Monday, the Bush administration will take away
the right to receive overtime pay from millions
of employees in a broad range of occupations,
from office workers in financial services to embalmers,
nursery school teachers and restaurant chefs and
assistant managers. Despite four disapproving
votes in Congress, the Bush administration is
using its power and authority to accomplish the
biggest rollback in employee rights in more than
half a century.
administration denies it is weakening overtime
rights and claims to be taking overtime pay from
workers earning $100,000 a year or more. But the
new regulations have their biggest impact on employees
earning far less. Salaried employees earning as
little as $24,000 a year are subject to the new
rules, which make it far easier for employers
to deny overtime pay.
might shock people to think the government would
lie to them, but there is no nice way to describe
the administration's campaign of disinformation
around the new overtime regulations.
Elaine Chao's spin -- that she is only interested
in clarity and helping low-wage workers -- is
belied by the regulations themselves. According
to three top experts on the Fair Labor Standards,
virtually every change in the new regulations
will weaken or eliminate the right to overtime
pay. These nonpartisan experts, first appointed
in the Reagan administration, include the Department's
top two Fair Labor Standards lawyers for most
of the last 20 years and the top career official
responsible for enforcing the law during that
same period. They also conclude the new regulations
are so confusing and self-contradictory that they
will provoke additional court litigation.
only at 10 of the dozens of changes in the law,

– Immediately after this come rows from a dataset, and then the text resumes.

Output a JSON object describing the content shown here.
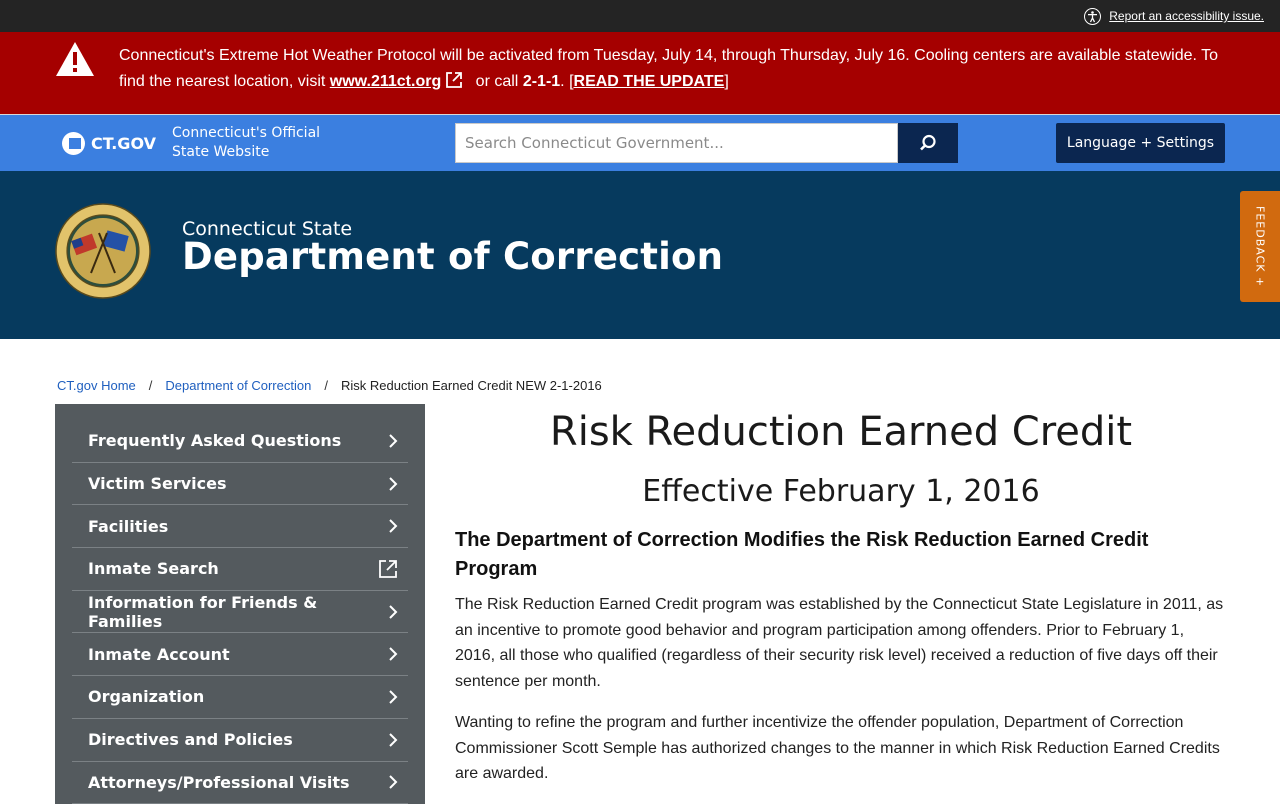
{
  "utility": {
    "accessibility_link": "Report an accessibility issue."
  },
  "alert": {
    "text_before": "Connecticut's Extreme Hot Weather Protocol will be activated from Tuesday, July 14, through Thursday, July 16. Cooling centers are available statewide. To find the nearest location, visit ",
    "link": "www.211ct.org",
    "text_mid": " or call ",
    "phone": "2-1-1",
    "text_after": ". [",
    "update_link": "READ THE UPDATE",
    "close_bracket": "]",
    "colors": {
      "background": "#a50000"
    }
  },
  "gov_bar": {
    "logo_text": "CT.GOV",
    "tagline_line1": "Connecticut's Official",
    "tagline_line2": "State Website",
    "search_placeholder": "Search Connecticut Government...",
    "language_button": "Language + Settings",
    "colors": {
      "background": "#3b7fe0",
      "buttons": "#0b2650"
    }
  },
  "agency": {
    "subtitle": "Connecticut State",
    "title": "Department of Correction",
    "seal_icon": "department-of-correction-seal",
    "feedback_tab": "FEEDBACK +",
    "colors": {
      "background": "#063a5e",
      "feedback": "#d16a0f"
    }
  },
  "breadcrumb": {
    "home": "CT.gov Home",
    "sep": "/",
    "parent": "Department of Correction",
    "current": "Risk Reduction Earned Credit NEW 2-1-2016"
  },
  "sidebar": {
    "items": [
      {
        "label": "Frequently Asked Questions",
        "icon": "chevron-right-icon"
      },
      {
        "label": "Victim Services",
        "icon": "chevron-right-icon"
      },
      {
        "label": "Facilities",
        "icon": "chevron-right-icon"
      },
      {
        "label": "Inmate Search",
        "icon": "external-link-icon"
      },
      {
        "label": "Information for Friends & Families",
        "icon": "chevron-right-icon"
      },
      {
        "label": "Inmate Account",
        "icon": "chevron-right-icon"
      },
      {
        "label": "Organization",
        "icon": "chevron-right-icon"
      },
      {
        "label": "Directives and Policies",
        "icon": "chevron-right-icon"
      },
      {
        "label": "Attorneys/Professional Visits",
        "icon": "chevron-right-icon"
      }
    ]
  },
  "main": {
    "title": "Risk Reduction Earned Credit",
    "subtitle": "Effective February 1, 2016",
    "heading": "The Department of Correction Modifies the Risk Reduction Earned Credit Program",
    "paragraphs": [
      "The Risk Reduction Earned Credit program was established by the Connecticut State Legislature in 2011, as an incentive to promote good behavior and program participation among offenders. Prior to February 1, 2016, all those who qualified (regardless of their security risk level) received a reduction of five days off their sentence per month.",
      "Wanting to refine the program and further incentivize the offender population, Department of Correction Commissioner Scott Semple has authorized changes to the manner in which Risk Reduction Earned Credits are awarded."
    ]
  }
}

six million employees will lose the right to overtime
pay. Those hit hardest will be low-level supervisors,
who will be classified as executives by the new
rules, even if they spend 90 percent of their
time doing the same kind of labor as the two employees
they supervise. Team leaders in factories, construction
and office settings will lose overtime rights,
and hundreds of thousands of employees without
a college education will be called professionals
and denied overtime pay.
is a corruption of the Fair Labor Standards Act
and its exemptions, by which Congress intended
to ensure that all but a narrow class of well-paid
top officials and professional employees would
get time-and-a-half pay when they work long hours.
Bush administration has sided with employer groups,
who oppose regulation and resent having to pay
extra for overtime work. They want the flexibility
to work employees 50 or 60 hours a week without
paying any more than they would for 40. One restaurant
chain worked low-paid assistant managers 85 or
90 hours a week without any additional pay. The
new rules will make that kind of abuse legal.
we approach Labor Day, founded as part of the
original campaign for an 8-hour workday and a
40-hour work week, it is critical to speak out
against these new regulations. Unless Congress
can block these regulations this fall, millions
will lose overtime pay and find themselves working
longer hours. It took 100 years of struggle to
pass the Fair Labor Standards Act and create a
40-hour work week. It has taken the Bush administration
less than four years to turn back the clock.
EISENBREY is vice president and policy director
of the Economic Policy Institute, a nonprofit
and nonpartisan think tank in Washington, D.C.
Write to him at Economic Policy Institute, 1660
L Street NW, Suite 1200, Washington, D.C. 20036.
Posted: August 20, 2004